* **WHAT IS REQUIRED**:
Write the full listing out again, word for word, but omit the pictures.

* **DATA UNDER STUDY**:
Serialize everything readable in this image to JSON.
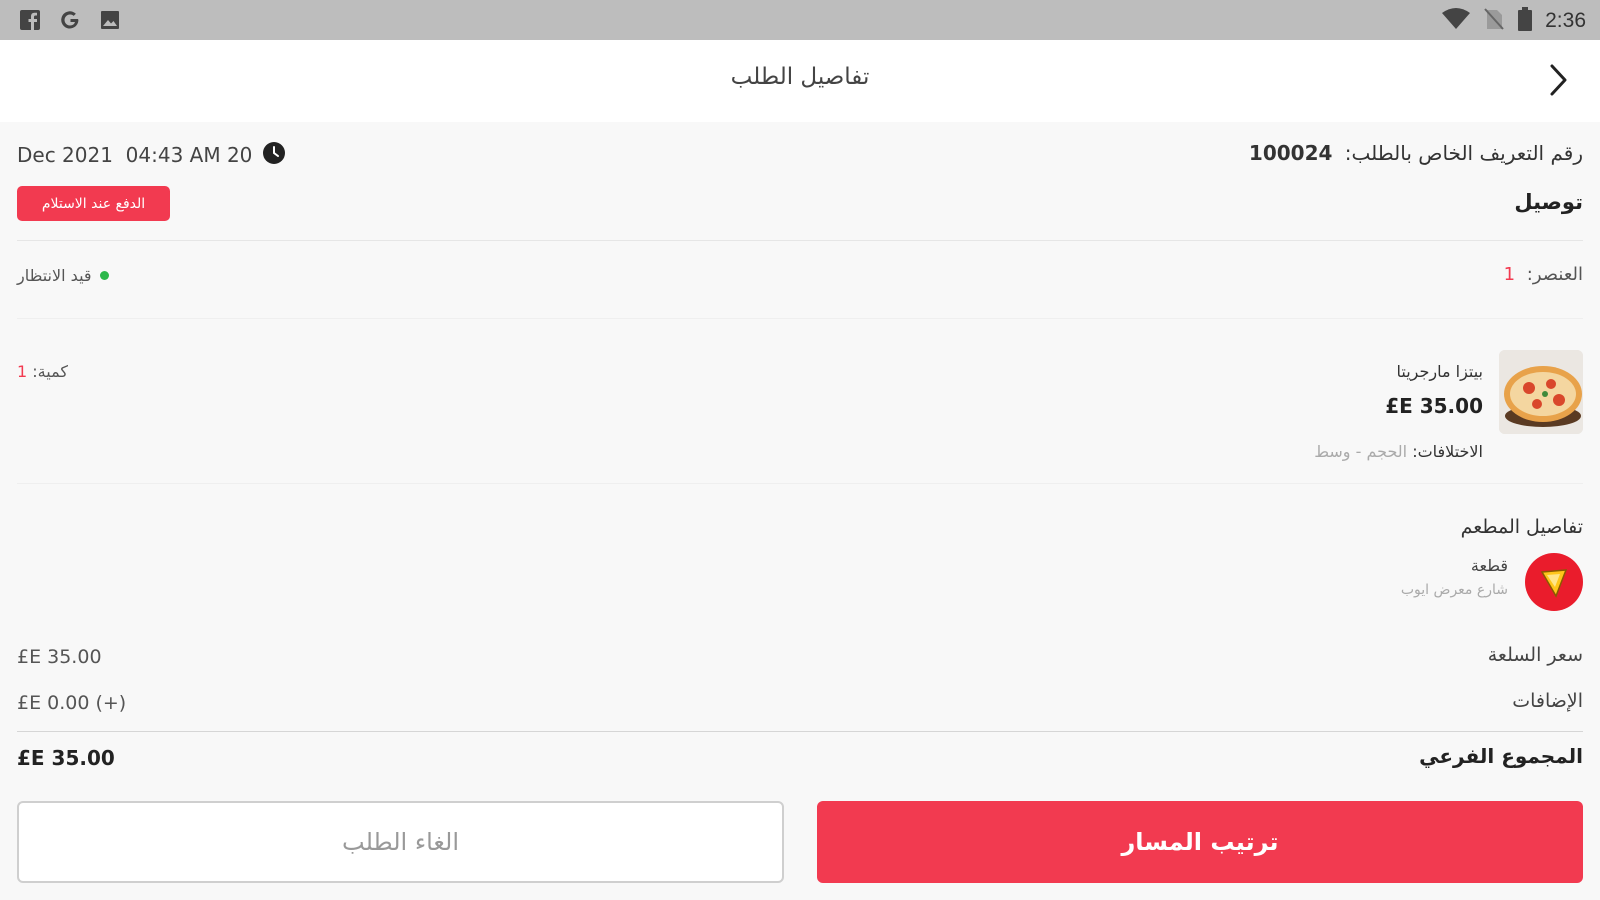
{
  "status_bar": {
    "time": "2:36",
    "left_icons": [
      "facebook-icon",
      "google-icon",
      "image-icon"
    ],
    "right_icons": [
      "wifi-icon",
      "no-sim-icon",
      "battery-icon"
    ]
  },
  "header": {
    "title": "تفاصيل الطلب",
    "back_icon": "chevron-right-icon"
  },
  "order": {
    "id_label": "رقم التعريف الخاص بالطلب:",
    "id_value": "100024",
    "datetime": "Dec 2021  04:43 AM 20",
    "type": "توصيل",
    "payment_badge": "الدفع عند الاستلام",
    "items_label": "العنصر:",
    "items_count": "1",
    "status": "قيد الانتظار"
  },
  "item": {
    "name": "بيتزا مارجريتا",
    "price": "£E 35.00",
    "variations_label": "الاختلافات:",
    "variations_value": "الحجم - وسط",
    "qty_label": "كمية:",
    "qty_value": "1"
  },
  "restaurant": {
    "section_title": "تفاصيل المطعم",
    "name": "قطعة",
    "address": "شارع معرض ايوب"
  },
  "summary": {
    "item_price_label": "سعر السلعة",
    "item_price_value": "£E 35.00",
    "addons_label": "الإضافات",
    "addons_value": "£E 0.00 (+)",
    "subtotal_label": "المجموع الفرعي",
    "subtotal_value": "£E 35.00"
  },
  "actions": {
    "cancel_label": "الغاء الطلب",
    "route_label": "ترتيب المسار"
  },
  "colors": {
    "accent": "#f23a50",
    "status_dot": "#2db84b",
    "status_bar": "#bdbdbd"
  }
}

* **EXERCISE SOLUTION**:
Serialize everything readable in this image to JSON.
{
  "status_bar": {
    "time": "2:36",
    "left_icons": [
      "facebook-icon",
      "google-icon",
      "image-icon"
    ],
    "right_icons": [
      "wifi-icon",
      "no-sim-icon",
      "battery-icon"
    ]
  },
  "header": {
    "title": "تفاصيل الطلب",
    "back_icon": "chevron-right-icon"
  },
  "order": {
    "id_label": "رقم التعريف الخاص بالطلب:",
    "id_value": "100024",
    "datetime": "Dec 2021  04:43 AM 20",
    "type": "توصيل",
    "payment_badge": "الدفع عند الاستلام",
    "items_label": "العنصر:",
    "items_count": "1",
    "status": "قيد الانتظار"
  },
  "item": {
    "name": "بيتزا مارجريتا",
    "price": "£E 35.00",
    "variations_label": "الاختلافات:",
    "variations_value": "الحجم - وسط",
    "qty_label": "كمية:",
    "qty_value": "1"
  },
  "restaurant": {
    "section_title": "تفاصيل المطعم",
    "name": "قطعة",
    "address": "شارع معرض ايوب"
  },
  "summary": {
    "item_price_label": "سعر السلعة",
    "item_price_value": "£E 35.00",
    "addons_label": "الإضافات",
    "addons_value": "£E 0.00 (+)",
    "subtotal_label": "المجموع الفرعي",
    "subtotal_value": "£E 35.00"
  },
  "actions": {
    "cancel_label": "الغاء الطلب",
    "route_label": "ترتيب المسار"
  },
  "colors": {
    "accent": "#f23a50",
    "status_dot": "#2db84b",
    "status_bar": "#bdbdbd"
  }
}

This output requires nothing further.